Monday, July 25, 2011

The Worlds of Indie and Self Publishing are Colliding

The face of publishing is changing. Traditional hardcover, original paperbacks, trade and mass marketed paperbacks are suddenly finding themselves competing with eBooks and POD publishing. The days of worrying about submission policies and fretting over rejection letters are quickly becoming a thing of the past. With sites like Lulu, Blurb, Booksurge, and Createspace, the ways in which a writer can become a published author are seemingly endless.

In this new era of publishing, the line between true indie authors and self published authors is becoming extremely blurred. The word "indie", as we know it, is evolving. No longer is it exclusively used to describe small press and not-for-profit publishing houses. Self published authors are now appropriating the word to describe themselves.

Which, if you look at the definition of "indie", may actually make a fair bit of sense:

1. One that is unaffiliated with a larger or more commercial organization
2. An artistic work produced by an independent company or group

A few months ago, in an effort to better understand this movement or evolution of self published authors who suddenly began referring to themselves as indies, I created a monthly series for my blog, called On "Being Indie" - where I invited traditionally published authors, true indie authors, and self published authors to define what being indie meant to them. Here's what a few of them had to say:
  • Self published author and owner of Lorena B Books, Lorena Bathey: " I like the moniker Indie author because it fits the definition more than simply self-published. As an Indie author you must be writer, editor, printer, sales, marketing, publicity, and promoter all rolled into one."
  • Self published author and owner of {Tiny TOE Press}, Michael Davidson: "Indie writers create their thing on the outside, prepared for a litany of small failures...There's infinite hope".
  • Self published author Penelope Fletcher: "To me, an Independent Author is a creative soul who understands the fundamental need to be business orientated".
  • (Upcoming) Traditionally published author James Boice: "The term indie... connotes something, and it is this: underdog".
  • (Upcoming) Traditionally published author David Maine: "..indie writers... can be trusted to know their own work, and their own talents, and their own strengths as storytellers, as well as or even better than the editors and marketers in the publishing industry".

I could post these definitions all night long, and I guarantee that no two would be exactly alike. But I think you are catching the gist of it, right?

The interesting thing to note, the thing I've been seeing more and more recently, is the self published author's tendency to create their own publishing company - which I've read is quite cheap and easy to do. Pay a fee, fill out a few forms, think up a unique name, and voila... you are no longer a self publisher, but owner, publisher, editor, marketer and independent author!

I want to introduce you to two wonderful independent presses that were created by authors who wanted to publish their own work, but who also willingly took on the responsibility of all other aspects of publishing for other writers:

Artistically Declined - Owner and independent author Ryan Bradley
Curbside Splendor - Owner and independent author David Victor Giron

I recently attended a local book expo at my library, where I had an opportunity to meet Mary Shafer of The Word Forge, and listen to her speak about the pros and cons of self publishing.
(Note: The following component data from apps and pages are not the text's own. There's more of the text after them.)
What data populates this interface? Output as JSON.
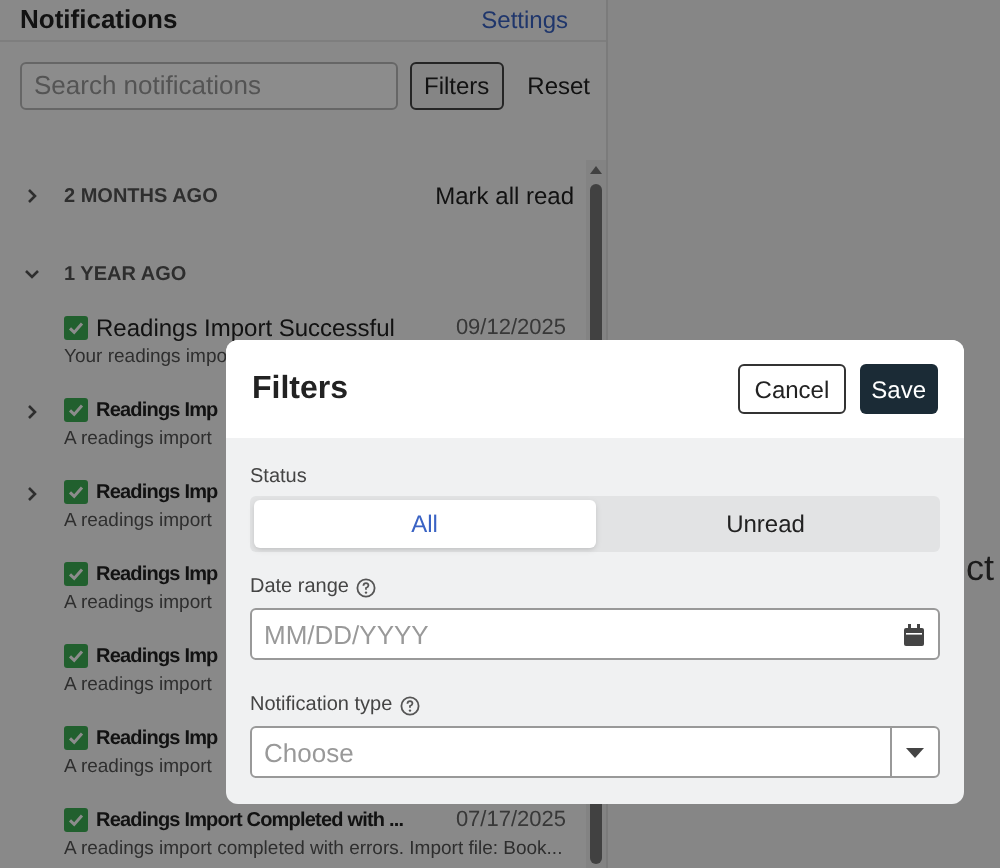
{
  "panel": {
    "title": "Notifications",
    "settings_link": "Settings",
    "search": {
      "placeholder": "Search notifications"
    },
    "filters_button": "Filters",
    "reset_button": "Reset",
    "groups": [
      {
        "label": "2 MONTHS AGO",
        "expanded": false,
        "action": "Mark all read"
      },
      {
        "label": "1 YEAR AGO",
        "expanded": true,
        "items": [
          {
            "title": "Readings Import Successful",
            "date": "09/12/2025",
            "description": "Your readings impo",
            "expandable": false,
            "unread": false
          },
          {
            "title": "Readings Imp",
            "description": "A readings import",
            "expandable": true,
            "unread": true
          },
          {
            "title": "Readings Imp",
            "description": "A readings import",
            "expandable": true,
            "unread": true
          },
          {
            "title": "Readings Imp",
            "description": "A readings import",
            "expandable": false,
            "unread": true
          },
          {
            "title": "Readings Imp",
            "description": "A readings import",
            "expandable": false,
            "unread": true
          },
          {
            "title": "Readings Imp",
            "description": "A readings import",
            "expandable": false,
            "unread": true
          },
          {
            "title": "Readings Import Completed with ...",
            "date": "07/17/2025",
            "description": "A readings import completed with errors. Import file: Book...",
            "expandable": false,
            "unread": true
          }
        ]
      }
    ]
  },
  "main": {
    "text": "ct"
  },
  "dialog": {
    "title": "Filters",
    "buttons": [
      {
        "label": "Cancel",
        "kind": "secondary"
      },
      {
        "label": "Save",
        "kind": "primary"
      }
    ],
    "status": {
      "label": "Status",
      "options": [
        {
          "label": "All",
          "selected": true
        },
        {
          "label": "Unread",
          "selected": false
        }
      ]
    },
    "date_range": {
      "label": "Date range",
      "placeholder": "MM/DD/YYYY"
    },
    "notification_type": {
      "label": "Notification type",
      "placeholder": "Choose"
    }
  }
}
She explained that we are on the cusp of a major paradigm change - the world of "dead tree" publishing versus POD and Digital publishing. She likened it to turn of the century, when the world made the change from horse and buggies to automobiles.

There are those of us that cling to the traditional ways, that appreciate the book as an object, while the younger generations are moving forward with digital technology. They recognize that with this new digital technology comes a whole slew of advantages, some of which have created unlimited advantages for the self publishing crowd.

Here's an informative video that lays out the pros and cons of self publishing....
So whether you are a true indie author, published through an independent press where you went through the traditional submission, rejection, and acceptance process - or you decided to self publish via LuLu or Createspace - OR you decided to meld the two by creating your own publishing company and self publishing to the tune of indie author.... there is a growing space for you out there in the publishing world. And it's expanding every day. And there are more and more bloggers and book reviewers out there, like me, who are willing to support you and help spread the word.

And when the dust from those worlds colliding has settled, will self published and indie authors be standing side by side, shoulder to shoulder, on equal ground? Will the public start to see self published authors as more than editorially and compositionally inferior to true indie and traditionally published authors?

Come find out as I discuss this in even greater detail at the Indie Book Event this coming Saturday (July 30th) in NYC at the New Yorker Hotel!

1 comment:

  1. Hi Lori,

    Such a comprehensive post you made here. You're creating quite a discussion. I love what your doing with this series. Really glad to have been a part of it and I can't wait to see where it goes. These are exciting times for self-published/indie writers to say the least.